+++ Material provided +++
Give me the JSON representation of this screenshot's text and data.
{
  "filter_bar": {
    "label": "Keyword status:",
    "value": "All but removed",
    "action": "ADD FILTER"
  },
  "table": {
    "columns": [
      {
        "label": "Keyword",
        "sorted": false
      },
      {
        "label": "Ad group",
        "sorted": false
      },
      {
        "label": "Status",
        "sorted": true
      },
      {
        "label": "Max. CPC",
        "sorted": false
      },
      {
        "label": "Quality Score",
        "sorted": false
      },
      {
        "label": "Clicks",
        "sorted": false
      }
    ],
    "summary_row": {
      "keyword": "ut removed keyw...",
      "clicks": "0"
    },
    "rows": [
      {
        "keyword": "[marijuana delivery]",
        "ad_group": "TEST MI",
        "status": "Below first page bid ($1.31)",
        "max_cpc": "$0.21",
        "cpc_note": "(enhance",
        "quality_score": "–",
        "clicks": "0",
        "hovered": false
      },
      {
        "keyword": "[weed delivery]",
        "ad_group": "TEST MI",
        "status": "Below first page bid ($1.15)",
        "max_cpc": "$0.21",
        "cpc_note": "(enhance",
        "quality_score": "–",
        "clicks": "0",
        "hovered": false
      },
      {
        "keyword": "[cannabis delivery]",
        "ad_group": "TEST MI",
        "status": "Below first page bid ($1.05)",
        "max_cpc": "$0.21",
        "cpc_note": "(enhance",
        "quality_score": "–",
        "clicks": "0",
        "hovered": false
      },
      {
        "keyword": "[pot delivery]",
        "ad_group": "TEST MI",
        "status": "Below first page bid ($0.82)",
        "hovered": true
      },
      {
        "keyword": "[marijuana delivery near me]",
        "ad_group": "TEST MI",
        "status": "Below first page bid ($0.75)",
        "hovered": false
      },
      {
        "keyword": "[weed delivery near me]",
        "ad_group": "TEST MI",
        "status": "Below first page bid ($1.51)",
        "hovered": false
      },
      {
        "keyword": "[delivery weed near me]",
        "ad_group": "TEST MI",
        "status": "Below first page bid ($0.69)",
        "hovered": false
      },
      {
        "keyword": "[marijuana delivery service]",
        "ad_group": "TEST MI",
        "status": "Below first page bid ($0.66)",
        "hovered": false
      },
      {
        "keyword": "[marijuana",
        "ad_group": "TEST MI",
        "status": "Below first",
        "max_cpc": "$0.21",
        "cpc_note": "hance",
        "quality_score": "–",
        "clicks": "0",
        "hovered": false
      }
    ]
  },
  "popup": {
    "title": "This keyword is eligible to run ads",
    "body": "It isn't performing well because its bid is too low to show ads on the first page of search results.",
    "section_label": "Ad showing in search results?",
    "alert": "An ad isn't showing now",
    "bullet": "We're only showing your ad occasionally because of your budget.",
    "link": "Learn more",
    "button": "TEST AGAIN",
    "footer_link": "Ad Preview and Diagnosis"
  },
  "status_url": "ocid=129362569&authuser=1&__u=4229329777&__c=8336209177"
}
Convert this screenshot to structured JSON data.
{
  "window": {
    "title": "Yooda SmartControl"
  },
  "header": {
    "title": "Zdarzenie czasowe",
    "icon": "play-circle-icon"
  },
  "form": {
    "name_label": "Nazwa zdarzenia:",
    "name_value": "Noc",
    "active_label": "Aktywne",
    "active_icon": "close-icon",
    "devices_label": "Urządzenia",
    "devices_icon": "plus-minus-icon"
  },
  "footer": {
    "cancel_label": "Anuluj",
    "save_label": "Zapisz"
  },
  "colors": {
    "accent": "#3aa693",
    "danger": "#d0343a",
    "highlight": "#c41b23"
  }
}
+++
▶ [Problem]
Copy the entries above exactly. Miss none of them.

▶ [Your response]
Give me the JSON representation of this screenshot's text and data.
{
  "filter_bar": {
    "label": "Keyword status:",
    "value": "All but removed",
    "action": "ADD FILTER"
  },
  "table": {
    "columns": [
      {
        "label": "Keyword",
        "sorted": false
      },
      {
        "label": "Ad group",
        "sorted": false
      },
      {
        "label": "Status",
        "sorted": true
      },
      {
        "label": "Max. CPC",
        "sorted": false
      },
      {
        "label": "Quality Score",
        "sorted": false
      },
      {
        "label": "Clicks",
        "sorted": false
      }
    ],
    "summary_row": {
      "keyword": "ut removed keyw...",
      "clicks": "0"
    },
    "rows": [
      {
        "keyword": "[marijuana delivery]",
        "ad_group": "TEST MI",
        "status": "Below first page bid ($1.31)",
        "max_cpc": "$0.21",
        "cpc_note": "(enhance",
        "quality_score": "–",
        "clicks": "0",
        "hovered": false
      },
      {
        "keyword": "[weed delivery]",
        "ad_group": "TEST MI",
        "status": "Below first page bid ($1.15)",
        "max_cpc": "$0.21",
        "cpc_note": "(enhance",
        "quality_score": "–",
        "clicks": "0",
        "hovered": false
      },
      {
        "keyword": "[cannabis delivery]",
        "ad_group": "TEST MI",
        "status": "Below first page bid ($1.05)",
        "max_cpc": "$0.21",
        "cpc_note": "(enhance",
        "quality_score": "–",
        "clicks": "0",
        "hovered": false
      },
      {
        "keyword": "[pot delivery]",
        "ad_group": "TEST MI",
        "status": "Below first page bid ($0.82)",
        "hovered": true
      },
      {
        "keyword": "[marijuana delivery near me]",
        "ad_group": "TEST MI",
        "status": "Below first page bid ($0.75)",
        "hovered": false
      },
      {
        "keyword": "[weed delivery near me]",
        "ad_group": "TEST MI",
        "status": "Below first page bid ($1.51)",
        "hovered": false
      },
      {
        "keyword": "[delivery weed near me]",
        "ad_group": "TEST MI",
        "status": "Below first page bid ($0.69)",
        "hovered": false
      },
      {
        "keyword": "[marijuana delivery service]",
        "ad_group": "TEST MI",
        "status": "Below first page bid ($0.66)",
        "hovered": false
      },
      {
        "keyword": "[marijuana",
        "ad_group": "TEST MI",
        "status": "Below first",
        "max_cpc": "$0.21",
        "cpc_note": "hance",
        "quality_score": "–",
        "clicks": "0",
        "hovered": false
      }
    ]
  },
  "popup": {
    "title": "This keyword is eligible to run ads",
    "body": "It isn't performing well because its bid is too low to show ads on the first page of search results.",
    "section_label": "Ad showing in search results?",
    "alert": "An ad isn't showing now",
    "bullet": "We're only showing your ad occasionally because of your budget.",
    "link": "Learn more",
    "button": "TEST AGAIN",
    "footer_link": "Ad Preview and Diagnosis"
  },
  "status_url": "ocid=129362569&authuser=1&__u=4229329777&__c=8336209177"
}
Convert this screenshot to structured JSON data.
{
  "window": {
    "title": "Yooda SmartControl"
  },
  "header": {
    "title": "Zdarzenie czasowe",
    "icon": "play-circle-icon"
  },
  "form": {
    "name_label": "Nazwa zdarzenia:",
    "name_value": "Noc",
    "active_label": "Aktywne",
    "active_icon": "close-icon",
    "devices_label": "Urządzenia",
    "devices_icon": "plus-minus-icon"
  },
  "footer": {
    "cancel_label": "Anuluj",
    "save_label": "Zapisz"
  },
  "colors": {
    "accent": "#3aa693",
    "danger": "#d0343a",
    "highlight": "#c41b23"
  }
}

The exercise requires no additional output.